I find the signage at Bragg Creek to be very effective. As you can see in the photo Bob posted (man skiing with lovely Golden Retriever), you cannot miss or misinterpret the signs. We also ski at Sandy McNabb. Their signage for both multiuse and off leash areas for dogs (I have whined about this before) is terrible. I try to always approach people kindly as I can see why there is confusion. Although, when I see the same people repeatedly each time I go skiing walking on the skier tracks, well, my practically perfect manners go to hell in a hand basket! Back to the main issue. I do feel the areas that suffer the worst damage are areas where signage is lacking, or open to interpretation, or, for some reason, easily ignored. All signs should be universal so that no matter where you ski, they are the same color, same wording, same meaning, and same dollar fine amount (money often changes people’s perspective) for breaking the rules.
AT SIDE OF TRAIL
From my experience walkers are the main issue, as they don’t snowshoe I believe groomed trails are very inviting to go for a walk…In PLPP there are no shared trails (from what I know), hence less risks to get it wrong. In Ribbon Creek the permanent signs / summer map just show trails name / distance and unless you look at the small paper winter map that is below the main map, you will not know what is allowed / not allowed. The winter map from Alberta Parks (https://albertaparks.ca/media/6496176/kananaskis-ribbon-creek-winter-map.pdf) is also confusing with just different shade of blue to differentiate xcountry only trails from shared trails. I could not find winter trail map for Skogan pass area, are all trails (Sunburst, skogan loop, etc.) shared or not? Personally, I believe a big sign on the trail and at junction (whatever the colour) stating xcountry ski only would be best.
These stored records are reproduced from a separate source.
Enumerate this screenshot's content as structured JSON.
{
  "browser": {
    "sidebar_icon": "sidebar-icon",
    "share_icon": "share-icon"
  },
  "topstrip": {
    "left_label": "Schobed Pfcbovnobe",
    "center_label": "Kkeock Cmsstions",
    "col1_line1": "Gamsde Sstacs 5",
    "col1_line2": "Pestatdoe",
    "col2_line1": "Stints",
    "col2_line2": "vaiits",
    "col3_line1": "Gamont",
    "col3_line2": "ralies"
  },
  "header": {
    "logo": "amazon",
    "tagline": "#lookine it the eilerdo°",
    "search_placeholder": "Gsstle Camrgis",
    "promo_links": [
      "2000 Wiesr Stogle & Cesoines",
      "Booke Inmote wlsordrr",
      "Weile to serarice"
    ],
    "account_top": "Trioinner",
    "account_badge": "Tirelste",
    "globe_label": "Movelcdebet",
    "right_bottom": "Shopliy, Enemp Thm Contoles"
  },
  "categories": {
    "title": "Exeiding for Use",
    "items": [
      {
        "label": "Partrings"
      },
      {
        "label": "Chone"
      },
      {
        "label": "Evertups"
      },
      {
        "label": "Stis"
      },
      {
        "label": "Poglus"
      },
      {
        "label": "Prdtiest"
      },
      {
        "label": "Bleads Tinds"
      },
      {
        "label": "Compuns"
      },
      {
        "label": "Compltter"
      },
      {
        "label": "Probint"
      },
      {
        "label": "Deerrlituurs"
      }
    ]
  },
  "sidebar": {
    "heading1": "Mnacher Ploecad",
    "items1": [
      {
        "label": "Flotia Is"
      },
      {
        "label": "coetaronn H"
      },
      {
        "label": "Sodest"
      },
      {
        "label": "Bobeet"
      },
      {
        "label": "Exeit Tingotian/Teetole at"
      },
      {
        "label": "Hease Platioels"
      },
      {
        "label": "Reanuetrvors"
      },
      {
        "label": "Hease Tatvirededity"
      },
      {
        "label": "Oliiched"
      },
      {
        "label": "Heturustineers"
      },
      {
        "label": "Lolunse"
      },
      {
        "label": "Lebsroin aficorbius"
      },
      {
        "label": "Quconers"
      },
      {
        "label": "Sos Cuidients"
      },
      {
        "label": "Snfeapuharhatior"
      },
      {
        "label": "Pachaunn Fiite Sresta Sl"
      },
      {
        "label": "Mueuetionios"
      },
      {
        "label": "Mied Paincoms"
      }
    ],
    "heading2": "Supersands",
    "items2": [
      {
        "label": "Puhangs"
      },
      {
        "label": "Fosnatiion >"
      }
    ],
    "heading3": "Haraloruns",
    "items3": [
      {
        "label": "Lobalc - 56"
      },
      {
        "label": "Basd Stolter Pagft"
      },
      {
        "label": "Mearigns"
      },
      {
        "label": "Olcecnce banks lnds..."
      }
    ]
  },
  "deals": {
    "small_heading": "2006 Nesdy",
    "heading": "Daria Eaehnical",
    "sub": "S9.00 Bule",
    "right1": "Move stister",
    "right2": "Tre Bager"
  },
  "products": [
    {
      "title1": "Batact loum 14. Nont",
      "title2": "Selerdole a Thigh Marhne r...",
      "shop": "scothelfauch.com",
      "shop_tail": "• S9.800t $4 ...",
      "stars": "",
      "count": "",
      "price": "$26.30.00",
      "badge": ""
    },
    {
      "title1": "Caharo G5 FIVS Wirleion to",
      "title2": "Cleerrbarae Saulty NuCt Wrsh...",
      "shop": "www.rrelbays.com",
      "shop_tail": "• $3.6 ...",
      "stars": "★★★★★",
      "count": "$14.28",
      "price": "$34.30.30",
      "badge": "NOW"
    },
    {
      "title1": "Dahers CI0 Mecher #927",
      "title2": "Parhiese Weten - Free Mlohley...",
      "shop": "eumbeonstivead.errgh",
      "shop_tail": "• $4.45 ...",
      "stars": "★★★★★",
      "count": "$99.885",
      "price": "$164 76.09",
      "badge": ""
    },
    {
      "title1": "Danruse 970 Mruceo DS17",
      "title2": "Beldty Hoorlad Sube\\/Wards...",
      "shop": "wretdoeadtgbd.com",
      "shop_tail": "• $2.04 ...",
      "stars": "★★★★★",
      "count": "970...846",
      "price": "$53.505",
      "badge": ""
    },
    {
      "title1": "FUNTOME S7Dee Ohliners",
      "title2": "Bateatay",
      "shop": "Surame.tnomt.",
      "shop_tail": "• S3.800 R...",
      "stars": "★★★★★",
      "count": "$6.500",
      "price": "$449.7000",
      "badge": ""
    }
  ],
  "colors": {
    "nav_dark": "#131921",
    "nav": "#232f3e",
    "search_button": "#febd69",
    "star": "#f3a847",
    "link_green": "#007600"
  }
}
This is a bit off-topic as I’m discussing fellow skiers, but it relates to your comment. I skied on the Kananaskis Village side of Ribbon Creek recently and noticed a lot of skiers struggling on downhills that were in near perfect condition. I’m assuming they were newbies who didn’t know the trail system, and I was curious to see why they selected the trails they did. Turns out that the trail maps don’t indicate difficulty (the two trail signs I checked didn’t have small paper winter maps underneath). I think it would be great if Parks could make official, securely attached winter maps with this information to help newbie skiers choose trails that fit their abilities.
Crystal-clear signage first so that no one can pretend they didn’t know. Then enforcement for the ones who pretend it doesn’t apply to them. If they can fine me $1,000 for having a couple of friends over in my own house… okay, let’s not go there.
maybe Bob won’t move this post to the delete bin so here goes; “sign sign everywhere a sign blocking out the scenery breaking my mind”; thanks to the Five Man Electrical Band for this song “Signs” circa 1968. OMG do i ever wanna see more signs cluttering the landscape.
I’m finding almost every trail in West Bragg Creek gets trashed despite the ski only signs. I always ask people to kindly not walk on the track set. Some people seem to purposefully walk on the tracks despite having 3’ of flat track beside it. Do people feel they are that entitled that they won’t read signs?